- **Your goal**: Every entry needs to be repeated exactly, with nothing left out.

(Recorded data Opens)

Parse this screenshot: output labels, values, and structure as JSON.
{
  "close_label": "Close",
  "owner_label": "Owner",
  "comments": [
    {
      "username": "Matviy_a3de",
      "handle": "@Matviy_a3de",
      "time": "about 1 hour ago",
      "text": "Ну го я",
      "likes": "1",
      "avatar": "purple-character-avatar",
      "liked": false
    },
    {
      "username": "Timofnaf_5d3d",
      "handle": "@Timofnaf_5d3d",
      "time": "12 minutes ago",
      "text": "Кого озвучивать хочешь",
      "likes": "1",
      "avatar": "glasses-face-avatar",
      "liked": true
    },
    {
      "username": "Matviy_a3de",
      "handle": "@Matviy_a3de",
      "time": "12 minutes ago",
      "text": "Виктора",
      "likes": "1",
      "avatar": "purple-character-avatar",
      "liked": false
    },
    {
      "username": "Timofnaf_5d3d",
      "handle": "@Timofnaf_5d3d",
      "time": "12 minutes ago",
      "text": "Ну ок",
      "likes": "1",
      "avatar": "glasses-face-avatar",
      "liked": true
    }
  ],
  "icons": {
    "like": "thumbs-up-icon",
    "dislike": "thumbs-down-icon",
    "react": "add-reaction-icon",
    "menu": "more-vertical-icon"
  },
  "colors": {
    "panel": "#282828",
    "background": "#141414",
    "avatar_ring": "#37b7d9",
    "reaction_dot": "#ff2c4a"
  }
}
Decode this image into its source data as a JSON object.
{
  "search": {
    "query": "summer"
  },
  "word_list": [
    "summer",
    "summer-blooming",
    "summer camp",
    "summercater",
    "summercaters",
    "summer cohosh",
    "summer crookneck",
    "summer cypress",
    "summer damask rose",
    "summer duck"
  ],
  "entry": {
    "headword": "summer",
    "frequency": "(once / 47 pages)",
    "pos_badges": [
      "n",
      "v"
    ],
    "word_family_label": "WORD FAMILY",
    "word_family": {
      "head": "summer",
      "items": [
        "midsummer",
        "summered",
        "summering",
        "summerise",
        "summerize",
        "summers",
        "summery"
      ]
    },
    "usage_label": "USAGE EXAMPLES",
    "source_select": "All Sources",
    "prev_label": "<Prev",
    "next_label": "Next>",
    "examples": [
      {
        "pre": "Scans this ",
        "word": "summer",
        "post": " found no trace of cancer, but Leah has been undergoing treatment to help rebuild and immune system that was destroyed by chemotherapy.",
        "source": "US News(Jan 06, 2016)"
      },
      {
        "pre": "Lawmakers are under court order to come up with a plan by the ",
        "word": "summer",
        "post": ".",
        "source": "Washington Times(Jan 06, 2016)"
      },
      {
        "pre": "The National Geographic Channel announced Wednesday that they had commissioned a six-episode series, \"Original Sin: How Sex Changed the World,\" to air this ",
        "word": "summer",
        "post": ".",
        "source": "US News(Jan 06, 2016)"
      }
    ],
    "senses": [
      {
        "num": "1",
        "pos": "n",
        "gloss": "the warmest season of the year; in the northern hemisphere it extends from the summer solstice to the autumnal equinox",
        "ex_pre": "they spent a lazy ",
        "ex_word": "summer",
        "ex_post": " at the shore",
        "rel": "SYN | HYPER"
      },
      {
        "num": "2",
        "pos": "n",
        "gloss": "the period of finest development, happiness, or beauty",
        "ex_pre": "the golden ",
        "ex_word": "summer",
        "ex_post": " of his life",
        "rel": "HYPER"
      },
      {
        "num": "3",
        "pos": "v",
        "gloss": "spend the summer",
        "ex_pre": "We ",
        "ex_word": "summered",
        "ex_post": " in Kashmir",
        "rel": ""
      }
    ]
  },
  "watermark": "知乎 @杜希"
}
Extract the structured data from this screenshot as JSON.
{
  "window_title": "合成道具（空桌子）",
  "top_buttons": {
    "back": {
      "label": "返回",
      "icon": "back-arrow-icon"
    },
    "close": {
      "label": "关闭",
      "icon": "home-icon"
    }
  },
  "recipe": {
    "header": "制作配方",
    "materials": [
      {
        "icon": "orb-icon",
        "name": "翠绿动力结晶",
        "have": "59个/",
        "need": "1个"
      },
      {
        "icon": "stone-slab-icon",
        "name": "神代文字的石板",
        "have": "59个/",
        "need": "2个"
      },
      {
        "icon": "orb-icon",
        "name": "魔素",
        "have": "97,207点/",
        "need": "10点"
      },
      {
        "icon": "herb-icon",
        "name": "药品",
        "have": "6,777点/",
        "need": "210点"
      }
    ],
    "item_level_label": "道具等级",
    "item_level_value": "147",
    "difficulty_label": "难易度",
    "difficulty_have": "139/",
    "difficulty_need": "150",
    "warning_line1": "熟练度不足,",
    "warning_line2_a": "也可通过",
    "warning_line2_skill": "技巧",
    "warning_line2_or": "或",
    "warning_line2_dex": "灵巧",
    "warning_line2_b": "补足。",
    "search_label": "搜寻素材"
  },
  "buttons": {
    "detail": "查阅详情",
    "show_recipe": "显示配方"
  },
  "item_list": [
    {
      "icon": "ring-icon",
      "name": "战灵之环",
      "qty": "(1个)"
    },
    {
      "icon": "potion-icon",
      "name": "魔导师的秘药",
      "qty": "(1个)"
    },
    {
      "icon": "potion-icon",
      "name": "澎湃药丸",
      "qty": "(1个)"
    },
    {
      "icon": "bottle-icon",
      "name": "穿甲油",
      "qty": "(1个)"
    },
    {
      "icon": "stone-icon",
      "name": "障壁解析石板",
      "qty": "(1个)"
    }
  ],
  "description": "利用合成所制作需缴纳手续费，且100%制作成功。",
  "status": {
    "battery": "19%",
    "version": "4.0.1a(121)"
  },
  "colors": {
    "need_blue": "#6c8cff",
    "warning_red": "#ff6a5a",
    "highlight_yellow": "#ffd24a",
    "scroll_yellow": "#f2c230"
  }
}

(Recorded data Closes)

- **Answer area**:
Parse this screenshot: output labels, values, and structure as JSON.
{
  "close_label": "Close",
  "owner_label": "Owner",
  "comments": [
    {
      "username": "Matviy_a3de",
      "handle": "@Matviy_a3de",
      "time": "about 1 hour ago",
      "text": "Ну го я",
      "likes": "1",
      "avatar": "purple-character-avatar",
      "liked": false
    },
    {
      "username": "Timofnaf_5d3d",
      "handle": "@Timofnaf_5d3d",
      "time": "12 minutes ago",
      "text": "Кого озвучивать хочешь",
      "likes": "1",
      "avatar": "glasses-face-avatar",
      "liked": true
    },
    {
      "username": "Matviy_a3de",
      "handle": "@Matviy_a3de",
      "time": "12 minutes ago",
      "text": "Виктора",
      "likes": "1",
      "avatar": "purple-character-avatar",
      "liked": false
    },
    {
      "username": "Timofnaf_5d3d",
      "handle": "@Timofnaf_5d3d",
      "time": "12 minutes ago",
      "text": "Ну ок",
      "likes": "1",
      "avatar": "glasses-face-avatar",
      "liked": true
    }
  ],
  "icons": {
    "like": "thumbs-up-icon",
    "dislike": "thumbs-down-icon",
    "react": "add-reaction-icon",
    "menu": "more-vertical-icon"
  },
  "colors": {
    "panel": "#282828",
    "background": "#141414",
    "avatar_ring": "#37b7d9",
    "reaction_dot": "#ff2c4a"
  }
}
Decode this image into its source data as a JSON object.
{
  "search": {
    "query": "summer"
  },
  "word_list": [
    "summer",
    "summer-blooming",
    "summer camp",
    "summercater",
    "summercaters",
    "summer cohosh",
    "summer crookneck",
    "summer cypress",
    "summer damask rose",
    "summer duck"
  ],
  "entry": {
    "headword": "summer",
    "frequency": "(once / 47 pages)",
    "pos_badges": [
      "n",
      "v"
    ],
    "word_family_label": "WORD FAMILY",
    "word_family": {
      "head": "summer",
      "items": [
        "midsummer",
        "summered",
        "summering",
        "summerise",
        "summerize",
        "summers",
        "summery"
      ]
    },
    "usage_label": "USAGE EXAMPLES",
    "source_select": "All Sources",
    "prev_label": "<Prev",
    "next_label": "Next>",
    "examples": [
      {
        "pre": "Scans this ",
        "word": "summer",
        "post": " found no trace of cancer, but Leah has been undergoing treatment to help rebuild and immune system that was destroyed by chemotherapy.",
        "source": "US News(Jan 06, 2016)"
      },
      {
        "pre": "Lawmakers are under court order to come up with a plan by the ",
        "word": "summer",
        "post": ".",
        "source": "Washington Times(Jan 06, 2016)"
      },
      {
        "pre": "The National Geographic Channel announced Wednesday that they had commissioned a six-episode series, \"Original Sin: How Sex Changed the World,\" to air this ",
        "word": "summer",
        "post": ".",
        "source": "US News(Jan 06, 2016)"
      }
    ],
    "senses": [
      {
        "num": "1",
        "pos": "n",
        "gloss": "the warmest season of the year; in the northern hemisphere it extends from the summer solstice to the autumnal equinox",
        "ex_pre": "they spent a lazy ",
        "ex_word": "summer",
        "ex_post": " at the shore",
        "rel": "SYN | HYPER"
      },
      {
        "num": "2",
        "pos": "n",
        "gloss": "the period of finest development, happiness, or beauty",
        "ex_pre": "the golden ",
        "ex_word": "summer",
        "ex_post": " of his life",
        "rel": "HYPER"
      },
      {
        "num": "3",
        "pos": "v",
        "gloss": "spend the summer",
        "ex_pre": "We ",
        "ex_word": "summered",
        "ex_post": " in Kashmir",
        "rel": ""
      }
    ]
  },
  "watermark": "知乎 @杜希"
}
Extract the structured data from this screenshot as JSON.
{
  "window_title": "合成道具（空桌子）",
  "top_buttons": {
    "back": {
      "label": "返回",
      "icon": "back-arrow-icon"
    },
    "close": {
      "label": "关闭",
      "icon": "home-icon"
    }
  },
  "recipe": {
    "header": "制作配方",
    "materials": [
      {
        "icon": "orb-icon",
        "name": "翠绿动力结晶",
        "have": "59个/",
        "need": "1个"
      },
      {
        "icon": "stone-slab-icon",
        "name": "神代文字的石板",
        "have": "59个/",
        "need": "2个"
      },
      {
        "icon": "orb-icon",
        "name": "魔素",
        "have": "97,207点/",
        "need": "10点"
      },
      {
        "icon": "herb-icon",
        "name": "药品",
        "have": "6,777点/",
        "need": "210点"
      }
    ],
    "item_level_label": "道具等级",
    "item_level_value": "147",
    "difficulty_label": "难易度",
    "difficulty_have": "139/",
    "difficulty_need": "150",
    "warning_line1": "熟练度不足,",
    "warning_line2_a": "也可通过",
    "warning_line2_skill": "技巧",
    "warning_line2_or": "或",
    "warning_line2_dex": "灵巧",
    "warning_line2_b": "补足。",
    "search_label": "搜寻素材"
  },
  "buttons": {
    "detail": "查阅详情",
    "show_recipe": "显示配方"
  },
  "item_list": [
    {
      "icon": "ring-icon",
      "name": "战灵之环",
      "qty": "(1个)"
    },
    {
      "icon": "potion-icon",
      "name": "魔导师的秘药",
      "qty": "(1个)"
    },
    {
      "icon": "potion-icon",
      "name": "澎湃药丸",
      "qty": "(1个)"
    },
    {
      "icon": "bottle-icon",
      "name": "穿甲油",
      "qty": "(1个)"
    },
    {
      "icon": "stone-icon",
      "name": "障壁解析石板",
      "qty": "(1个)"
    }
  ],
  "description": "利用合成所制作需缴纳手续费，且100%制作成功。",
  "status": {
    "battery": "19%",
    "version": "4.0.1a(121)"
  },
  "colors": {
    "need_blue": "#6c8cff",
    "warning_red": "#ff6a5a",
    "highlight_yellow": "#ffd24a",
    "scroll_yellow": "#f2c230"
  }
}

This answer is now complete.